To find out, on Friday, they will launch a car-sized moon-orbiter known as the Lunar Atmosphere and Dust Environment Explorer, or LADEE, into space, to collect information about the big, bright piece of rock floating far away from the Earth, in hopes of learning more about the overall lunar atmosphere.
At around 11:27 p.m., people on the East Coast—including Boston residents— could be lucky enough to catch a glimpse of the LADEE as it begins its journey into orbit from Virginia, on a rocket, according to officials from the space organization. The spacecraft, which weighs 844 pounds, will spend more than 100 days on its mission, sans-astronaut, once it gets to the moon.
According to a chart that shows the rockets planned trajectory based on its elevation visibility, people in the Boston-area should be able to spot the rocket moving through the sky around 100 seconds after the initial launch:
Space.com says the further away a person is from the launch site, the closer to the horizon the rocket will be.
The LADEE was developed and designed in one of NASA’s facilities in Silicon Valley. The purpose of the launch is to have the device orbit the moon, and provide unprecedented information about what’s going on in the solar system surrounding the Earth, and in the area above the moon’s surface.
According to NASA officials:
[It will] orbit the moon to gather detailed information about the lunar atmosphere, conditions near the surface, and environmental influences on lunar dust. A thorough understanding of these characteristics will address long-standing unknowns, and help scientists understand other planetary bodies as well.
The launch will be carried live on NASA’s website.

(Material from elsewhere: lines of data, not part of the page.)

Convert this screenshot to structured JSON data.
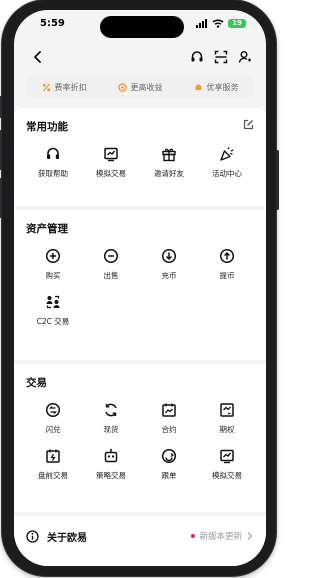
{
  "status_bar": {
    "time": "5:59",
    "battery": "19"
  },
  "promo": [
    {
      "label": "费率折扣",
      "icon": "percent-icon",
      "color": "#f29d38"
    },
    {
      "label": "更高收益",
      "icon": "coin-icon",
      "color": "#f29d38"
    },
    {
      "label": "优享服务",
      "icon": "vip-icon",
      "color": "#f29d38"
    }
  ],
  "sections": {
    "common": {
      "title": "常用功能",
      "items": [
        {
          "label": "获取帮助",
          "icon": "headset-icon"
        },
        {
          "label": "模拟交易",
          "icon": "demo-trade-icon"
        },
        {
          "label": "邀请好友",
          "icon": "gift-icon"
        },
        {
          "label": "活动中心",
          "icon": "party-icon"
        }
      ]
    },
    "assets": {
      "title": "资产管理",
      "items": [
        {
          "label": "购买",
          "icon": "plus-circle-icon"
        },
        {
          "label": "出售",
          "icon": "minus-circle-icon"
        },
        {
          "label": "充币",
          "icon": "deposit-icon"
        },
        {
          "label": "提币",
          "icon": "withdraw-icon"
        },
        {
          "label": "C2C 交易",
          "icon": "c2c-icon"
        }
      ]
    },
    "trade": {
      "title": "交易",
      "items": [
        {
          "label": "闪兑",
          "icon": "flash-convert-icon"
        },
        {
          "label": "现货",
          "icon": "spot-icon"
        },
        {
          "label": "合约",
          "icon": "contract-icon"
        },
        {
          "label": "期权",
          "icon": "options-icon"
        },
        {
          "label": "盘前交易",
          "icon": "premarket-icon"
        },
        {
          "label": "策略交易",
          "icon": "bot-icon"
        },
        {
          "label": "跟单",
          "icon": "copy-trade-icon"
        },
        {
          "label": "模拟交易",
          "icon": "demo-trade-icon"
        }
      ]
    }
  },
  "about": {
    "title": "关于欧易",
    "update_text": "新版本更新"
  },
  "colors": {
    "accent_orange": "#f29d38",
    "update_dot": "#e0245e",
    "battery_green": "#34c759"
  }
}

People can also follow along and watch all the action using the hashtag #NASALADEE on Twitter.
For additional information about the specialized spacecraft, check out this chart developed by NASA scientists, or watch the video below, which outlines the mission in its entirety.